Make an exact copy of the entries below with the pictures removed.

++++ Data listing ++++

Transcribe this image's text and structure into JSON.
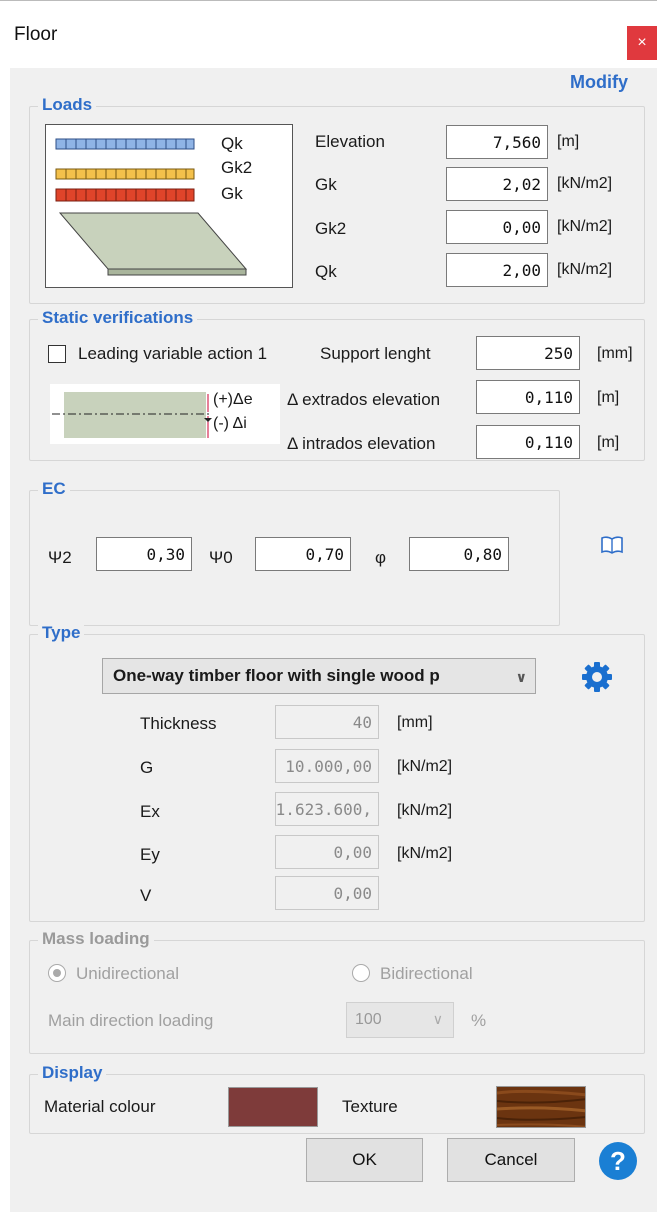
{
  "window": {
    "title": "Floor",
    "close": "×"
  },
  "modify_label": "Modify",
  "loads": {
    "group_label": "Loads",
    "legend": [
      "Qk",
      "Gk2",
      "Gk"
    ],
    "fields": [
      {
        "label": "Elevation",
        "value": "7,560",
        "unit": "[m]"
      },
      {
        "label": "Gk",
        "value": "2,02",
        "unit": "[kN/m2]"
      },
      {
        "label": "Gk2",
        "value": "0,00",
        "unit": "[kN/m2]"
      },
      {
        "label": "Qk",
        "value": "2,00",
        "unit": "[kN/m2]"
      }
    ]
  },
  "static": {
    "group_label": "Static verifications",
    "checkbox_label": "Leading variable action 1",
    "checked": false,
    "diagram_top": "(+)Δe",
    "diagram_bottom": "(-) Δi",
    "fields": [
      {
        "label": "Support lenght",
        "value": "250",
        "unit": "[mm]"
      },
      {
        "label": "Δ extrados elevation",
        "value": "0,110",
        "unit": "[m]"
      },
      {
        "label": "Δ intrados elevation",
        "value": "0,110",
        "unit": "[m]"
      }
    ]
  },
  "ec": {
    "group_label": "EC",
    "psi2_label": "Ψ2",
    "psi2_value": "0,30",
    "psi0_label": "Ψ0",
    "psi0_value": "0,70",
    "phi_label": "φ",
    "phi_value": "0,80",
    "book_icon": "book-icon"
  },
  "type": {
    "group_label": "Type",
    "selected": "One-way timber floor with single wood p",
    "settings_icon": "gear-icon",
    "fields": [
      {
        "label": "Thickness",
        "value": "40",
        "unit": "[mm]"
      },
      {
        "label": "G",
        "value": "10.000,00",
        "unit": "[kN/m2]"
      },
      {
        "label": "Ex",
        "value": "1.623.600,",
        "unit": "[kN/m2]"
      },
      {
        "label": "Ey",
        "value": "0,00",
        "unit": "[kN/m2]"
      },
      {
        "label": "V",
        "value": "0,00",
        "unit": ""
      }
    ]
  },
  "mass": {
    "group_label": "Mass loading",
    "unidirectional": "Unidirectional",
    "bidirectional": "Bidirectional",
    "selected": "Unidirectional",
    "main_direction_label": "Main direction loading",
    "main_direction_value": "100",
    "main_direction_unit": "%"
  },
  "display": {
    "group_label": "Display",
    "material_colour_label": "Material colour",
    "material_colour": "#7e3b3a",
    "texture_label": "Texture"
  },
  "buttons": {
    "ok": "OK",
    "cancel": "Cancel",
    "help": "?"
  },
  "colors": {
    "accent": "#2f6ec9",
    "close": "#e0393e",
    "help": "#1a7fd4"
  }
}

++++

## Exercise solution
Transcribe this image's text and structure into JSON.
{
  "window": {
    "title": "Floor",
    "close": "×"
  },
  "modify_label": "Modify",
  "loads": {
    "group_label": "Loads",
    "legend": [
      "Qk",
      "Gk2",
      "Gk"
    ],
    "fields": [
      {
        "label": "Elevation",
        "value": "7,560",
        "unit": "[m]"
      },
      {
        "label": "Gk",
        "value": "2,02",
        "unit": "[kN/m2]"
      },
      {
        "label": "Gk2",
        "value": "0,00",
        "unit": "[kN/m2]"
      },
      {
        "label": "Qk",
        "value": "2,00",
        "unit": "[kN/m2]"
      }
    ]
  },
  "static": {
    "group_label": "Static verifications",
    "checkbox_label": "Leading variable action 1",
    "checked": false,
    "diagram_top": "(+)Δe",
    "diagram_bottom": "(-) Δi",
    "fields": [
      {
        "label": "Support lenght",
        "value": "250",
        "unit": "[mm]"
      },
      {
        "label": "Δ extrados elevation",
        "value": "0,110",
        "unit": "[m]"
      },
      {
        "label": "Δ intrados elevation",
        "value": "0,110",
        "unit": "[m]"
      }
    ]
  },
  "ec": {
    "group_label": "EC",
    "psi2_label": "Ψ2",
    "psi2_value": "0,30",
    "psi0_label": "Ψ0",
    "psi0_value": "0,70",
    "phi_label": "φ",
    "phi_value": "0,80",
    "book_icon": "book-icon"
  },
  "type": {
    "group_label": "Type",
    "selected": "One-way timber floor with single wood p",
    "settings_icon": "gear-icon",
    "fields": [
      {
        "label": "Thickness",
        "value": "40",
        "unit": "[mm]"
      },
      {
        "label": "G",
        "value": "10.000,00",
        "unit": "[kN/m2]"
      },
      {
        "label": "Ex",
        "value": "1.623.600,",
        "unit": "[kN/m2]"
      },
      {
        "label": "Ey",
        "value": "0,00",
        "unit": "[kN/m2]"
      },
      {
        "label": "V",
        "value": "0,00",
        "unit": ""
      }
    ]
  },
  "mass": {
    "group_label": "Mass loading",
    "unidirectional": "Unidirectional",
    "bidirectional": "Bidirectional",
    "selected": "Unidirectional",
    "main_direction_label": "Main direction loading",
    "main_direction_value": "100",
    "main_direction_unit": "%"
  },
  "display": {
    "group_label": "Display",
    "material_colour_label": "Material colour",
    "material_colour": "#7e3b3a",
    "texture_label": "Texture"
  },
  "buttons": {
    "ok": "OK",
    "cancel": "Cancel",
    "help": "?"
  },
  "colors": {
    "accent": "#2f6ec9",
    "close": "#e0393e",
    "help": "#1a7fd4"
  }
}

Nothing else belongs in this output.